BOSTON – Life could be made so much easier for Bruins general manager Peter Chiarelli if two defensemen that are already his property can develop into the type of two-way, puck-moving guys him and 29 other GMs are always shopping around for.
Mark Stuart and Matt Hunwick both emerged from the 2009-10 season after extremely different performances. If both can apply the lessons they learned this season in the near future, the Bruins could have two blueliners to build around for years to come.
Stuart, who is a restricted free agent the Bruins will make every effort to re-sign, missed 26 regular-season games due to injury, and then didn’t get into playoff action until Game 3 against Philadelphia. The injuries, which snapped his 214-game iron man streak in December, kept him from matching or surpassing his offensive totals from his breakout 2008-09 campaign, and from emerging as one of Boston’s major leaders.
“I think missing a lot of games didn’t help my cause,” said Stuart when asked to assess his season on the team’s breakup day at TD Garden. “But I think when I went in there, I felt like I played well. That’s the worst part. I had some good stretches and then something else would come along. And I felt like I was playing some of my best hockey right at those points.”
“I can take that and kind of run with it this summer, and know that I was playing some of my best hockey when I was in there.”
While he’ll never be a point machine, Stuart has shown a better ability to get the puck on net each season. And his defensive game just keeps getting better. One of Boston’s more feared hitters, he’s widely respected as a future captain because of his work ethic and dedication.
Assuming the Bruins can get him locked up with another multi-year deal, Stuart will turn the page on his first-ever injury-plagued season and try to get back on the track to top-four status he previously was traveling.
“I feel like I’m still progressing,” said the 26-year-old Stuart. “It’s weird to say.
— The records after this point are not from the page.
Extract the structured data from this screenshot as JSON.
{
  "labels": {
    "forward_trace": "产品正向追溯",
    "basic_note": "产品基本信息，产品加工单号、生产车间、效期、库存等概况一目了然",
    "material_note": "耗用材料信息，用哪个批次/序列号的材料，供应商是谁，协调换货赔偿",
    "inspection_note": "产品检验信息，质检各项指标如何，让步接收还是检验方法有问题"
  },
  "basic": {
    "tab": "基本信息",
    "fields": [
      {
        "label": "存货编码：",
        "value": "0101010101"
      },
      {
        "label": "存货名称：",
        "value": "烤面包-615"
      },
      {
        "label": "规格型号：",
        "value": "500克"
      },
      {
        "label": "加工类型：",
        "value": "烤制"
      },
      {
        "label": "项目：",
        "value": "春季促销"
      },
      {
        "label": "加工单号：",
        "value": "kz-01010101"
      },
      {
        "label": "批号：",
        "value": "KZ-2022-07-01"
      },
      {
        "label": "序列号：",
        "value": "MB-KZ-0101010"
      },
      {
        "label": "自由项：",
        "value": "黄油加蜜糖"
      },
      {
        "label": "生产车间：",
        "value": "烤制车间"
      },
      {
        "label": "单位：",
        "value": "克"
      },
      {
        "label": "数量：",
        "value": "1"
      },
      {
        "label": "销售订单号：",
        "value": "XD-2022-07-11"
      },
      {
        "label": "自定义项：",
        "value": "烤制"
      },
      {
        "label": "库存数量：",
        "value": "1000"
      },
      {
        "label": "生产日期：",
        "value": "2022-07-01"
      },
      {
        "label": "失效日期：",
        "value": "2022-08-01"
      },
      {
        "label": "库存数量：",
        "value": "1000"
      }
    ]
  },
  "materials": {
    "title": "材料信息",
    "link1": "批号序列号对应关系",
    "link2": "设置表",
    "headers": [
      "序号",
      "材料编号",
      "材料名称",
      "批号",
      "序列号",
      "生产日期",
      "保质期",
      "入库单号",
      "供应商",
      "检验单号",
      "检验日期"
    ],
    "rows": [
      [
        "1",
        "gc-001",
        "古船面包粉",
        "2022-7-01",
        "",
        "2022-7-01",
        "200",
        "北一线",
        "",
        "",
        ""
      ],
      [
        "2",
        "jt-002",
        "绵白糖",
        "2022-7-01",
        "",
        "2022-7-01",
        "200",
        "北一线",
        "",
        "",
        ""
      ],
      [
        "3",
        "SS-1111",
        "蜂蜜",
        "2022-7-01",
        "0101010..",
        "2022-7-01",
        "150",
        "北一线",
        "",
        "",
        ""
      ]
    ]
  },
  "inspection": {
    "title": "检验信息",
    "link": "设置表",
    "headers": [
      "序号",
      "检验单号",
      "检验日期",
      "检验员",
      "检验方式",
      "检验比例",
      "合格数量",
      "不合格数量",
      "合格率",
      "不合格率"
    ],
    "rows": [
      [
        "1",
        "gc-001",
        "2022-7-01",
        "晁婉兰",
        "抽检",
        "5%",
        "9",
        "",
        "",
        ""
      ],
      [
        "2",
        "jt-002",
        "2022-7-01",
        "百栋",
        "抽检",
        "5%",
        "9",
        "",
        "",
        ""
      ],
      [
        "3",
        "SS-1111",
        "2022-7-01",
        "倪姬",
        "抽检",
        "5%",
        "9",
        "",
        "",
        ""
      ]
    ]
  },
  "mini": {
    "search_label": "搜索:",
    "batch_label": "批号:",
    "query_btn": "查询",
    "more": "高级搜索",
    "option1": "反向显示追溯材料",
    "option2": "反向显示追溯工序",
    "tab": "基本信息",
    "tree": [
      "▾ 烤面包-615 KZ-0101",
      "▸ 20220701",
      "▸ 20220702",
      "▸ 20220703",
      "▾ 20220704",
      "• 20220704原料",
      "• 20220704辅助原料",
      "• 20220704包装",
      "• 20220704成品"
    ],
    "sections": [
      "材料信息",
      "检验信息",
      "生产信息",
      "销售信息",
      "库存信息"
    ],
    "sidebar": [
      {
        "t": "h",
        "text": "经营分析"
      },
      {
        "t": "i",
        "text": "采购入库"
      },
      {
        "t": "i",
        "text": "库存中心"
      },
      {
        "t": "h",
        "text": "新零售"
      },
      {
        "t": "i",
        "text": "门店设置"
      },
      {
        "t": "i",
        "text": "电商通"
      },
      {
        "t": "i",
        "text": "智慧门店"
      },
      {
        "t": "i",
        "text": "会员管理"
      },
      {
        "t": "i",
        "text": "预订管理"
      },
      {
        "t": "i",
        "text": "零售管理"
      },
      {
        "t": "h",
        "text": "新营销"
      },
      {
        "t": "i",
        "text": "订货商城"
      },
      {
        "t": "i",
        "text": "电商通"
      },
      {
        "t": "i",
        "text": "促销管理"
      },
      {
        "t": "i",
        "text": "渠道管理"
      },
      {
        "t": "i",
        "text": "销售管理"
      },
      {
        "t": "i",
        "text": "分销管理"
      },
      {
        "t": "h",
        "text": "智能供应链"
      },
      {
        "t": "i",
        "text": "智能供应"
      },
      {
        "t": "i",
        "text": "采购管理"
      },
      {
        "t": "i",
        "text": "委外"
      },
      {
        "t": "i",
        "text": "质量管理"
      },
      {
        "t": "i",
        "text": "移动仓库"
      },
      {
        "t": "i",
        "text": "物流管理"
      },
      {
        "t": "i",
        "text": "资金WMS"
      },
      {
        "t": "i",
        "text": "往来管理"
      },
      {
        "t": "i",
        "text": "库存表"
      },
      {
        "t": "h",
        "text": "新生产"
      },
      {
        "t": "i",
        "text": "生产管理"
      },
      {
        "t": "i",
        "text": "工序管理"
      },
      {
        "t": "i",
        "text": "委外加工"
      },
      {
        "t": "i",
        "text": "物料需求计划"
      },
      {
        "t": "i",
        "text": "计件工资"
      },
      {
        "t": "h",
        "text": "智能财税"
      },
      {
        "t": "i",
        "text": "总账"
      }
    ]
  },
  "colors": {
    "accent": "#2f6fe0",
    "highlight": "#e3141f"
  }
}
I’ve been here five years. But I think I’m still trying to get better every year, which is good. If I can keep doing that, it’ll be good. So we’ll see.”
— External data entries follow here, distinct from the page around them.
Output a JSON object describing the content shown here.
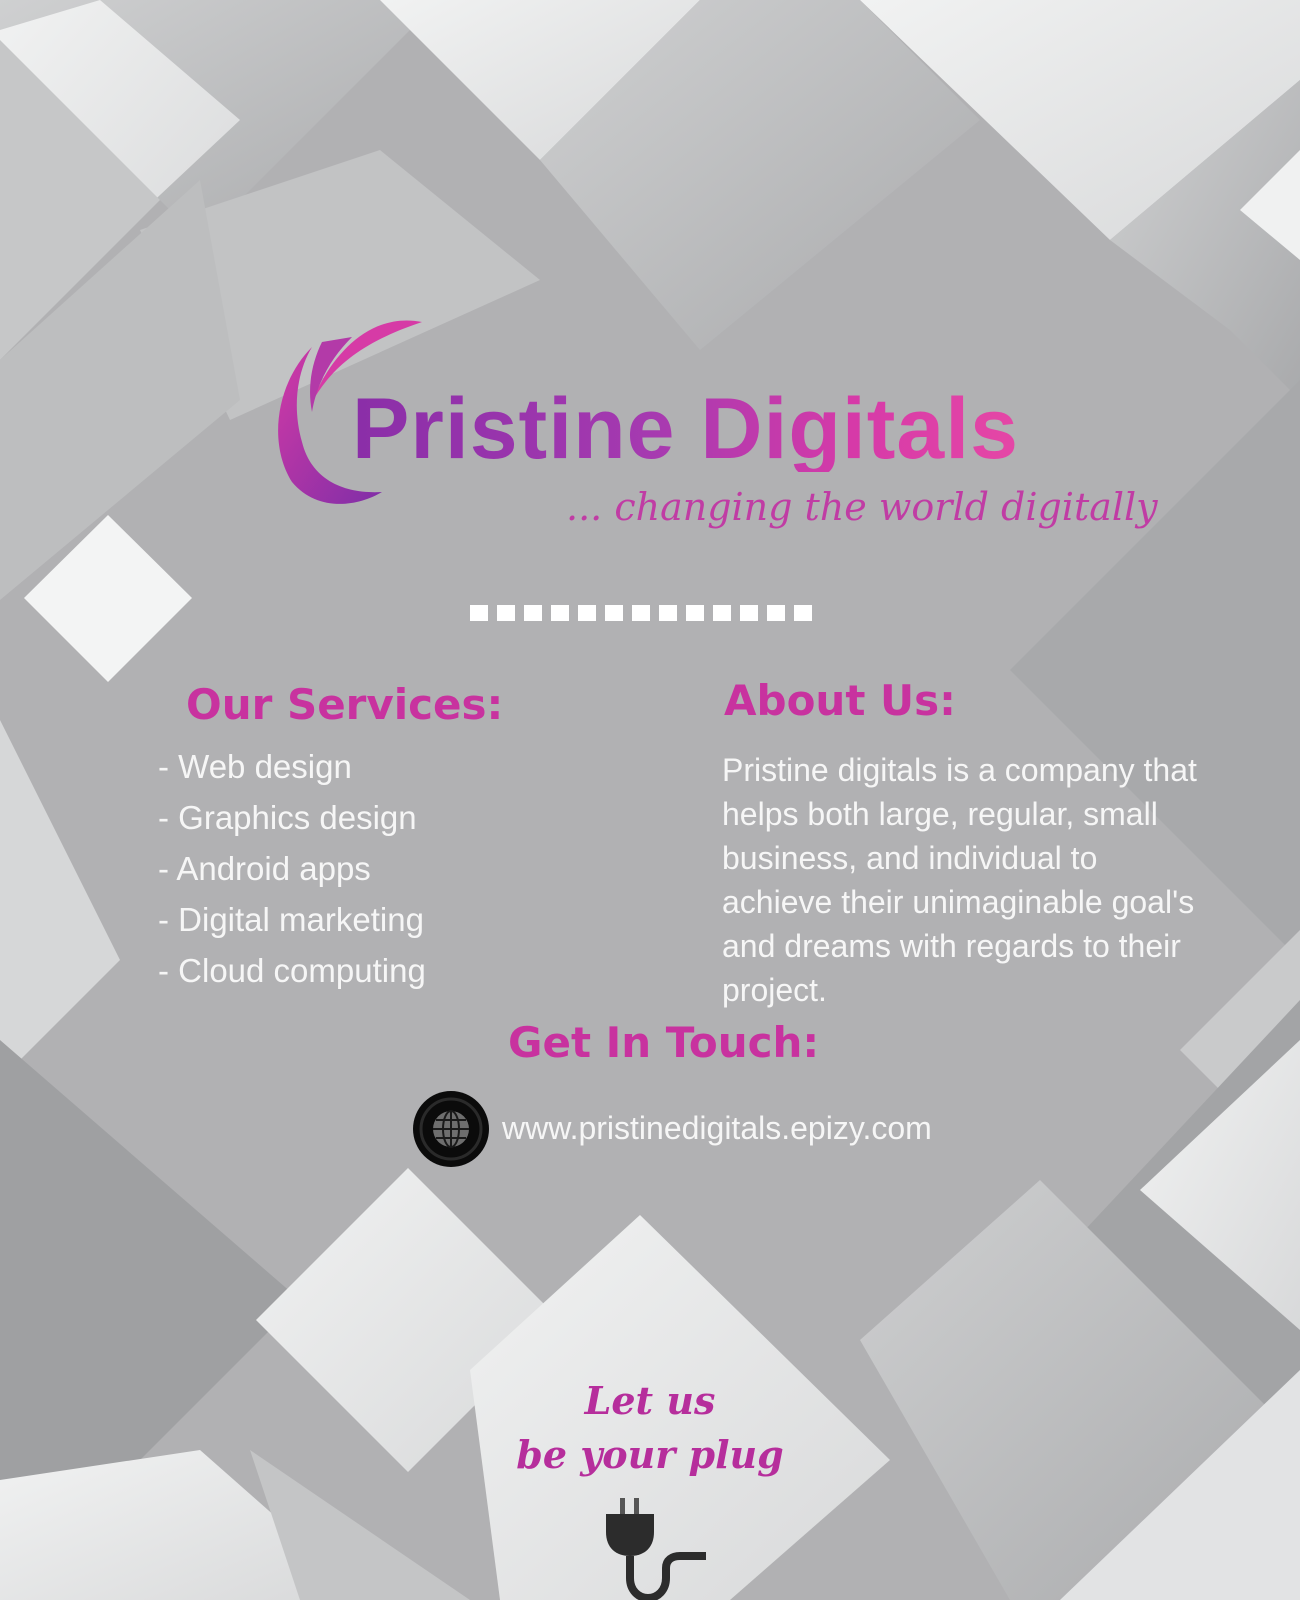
{
  "brand": {
    "name": "Pristine Digitals",
    "tagline": "... changing the world digitally",
    "logo_icon": "crescent-swoosh-logo",
    "colors": {
      "accent_purple": "#8a2ea8",
      "accent_magenta": "#e547a6"
    }
  },
  "divider": {
    "icon": "dotted-divider",
    "dot_count": 13
  },
  "services": {
    "heading": "Our Services:",
    "items": [
      "- Web design",
      "- Graphics design",
      "- Android apps",
      "- Digital marketing",
      "- Cloud computing"
    ]
  },
  "about": {
    "heading": "About Us:",
    "text": "Pristine digitals is a company that helps both large, regular, small business, and individual to achieve their unimaginable goal's and dreams with regards  to their project."
  },
  "contact": {
    "heading": "Get In Touch:",
    "website": "www.pristinedigitals.epizy.com",
    "icon": "globe-icon"
  },
  "slogan": {
    "line1": "Let us",
    "line2": "be your plug",
    "icon": "plug-icon"
  }
}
Unlike Stuart, Hunwick was physically healthy all year. Mentally, however, he struggled as his production tailed off.
“There’s always times when you’re not playing, or you might be in the lineup but still not getting much ice time, and I think there’s rough patches,” he explained on breakup day. “I don’t think you ever fully give up on yourself, but there’s times when you feel more comfortable than others. Like everyone says, you just have to work through them.”
There were plenty of those rough patches for Hunwick, who was expected to be one of the keys to the Bruins’ more-active defense at the offensive end. Instead, in 76 games (23 more than the previous year) he produced just 14 points (13 fewer than ’08-09). Hunwick said one of the obstacles he had trouble overcoming this season was the Bruins’ injury problems up front, which reduced Boston from three offensive centers to two. Playing on the third pair most of the year, he often was on the ice with a less-offensive centerman.
Of course, when Hunwick got more minutes because of injuries on the back end, he didn’t take advantage until the playoffs (six assists in 13 games).
“I was playing with Dennis [Wideman] and we were getting a lot more ice time,” Hunwick said. “And I had an increased role with getting a little power-play time as well. So I felt very comfortable offensively. Hopefully I can continue that into next season – kind of assume a similar role, where I’m playing special teams. I feel like I play my best when I’m out there more.”
It’s a bit of a chicken-and-egg scenario with Hunwick. He plays better when he plays more, but struggles to earn those minutes, including the special teams time. That’s something he’s going to have to outgrow. He’s signed for next season and should be back again to prove that he can crack a top four on an NHL roster on a consistent basis. As with Stuart, Hunwick is a quality person and future leader. Neither Stuart nor Hunwick was drafted by Chiarelli’s crew, but both exemplify the type of character the current regime has stressed with draftees and free agents.
Chiarelli might not be able to get Dennis Seidenberg or Johnny Boychuk to return as unrestricted free agents, and he might have problems importing sufficient replacements via trade or free agency because of the salary cap and other factors. Longer strides in their development by Stuart and Hunwick would protect the Bruins from being shorthanded on the back end due to personnel defections. Based on some glimpses they’ve provided the last couple seasons, the two 20-something D-men might be able hold down the fort.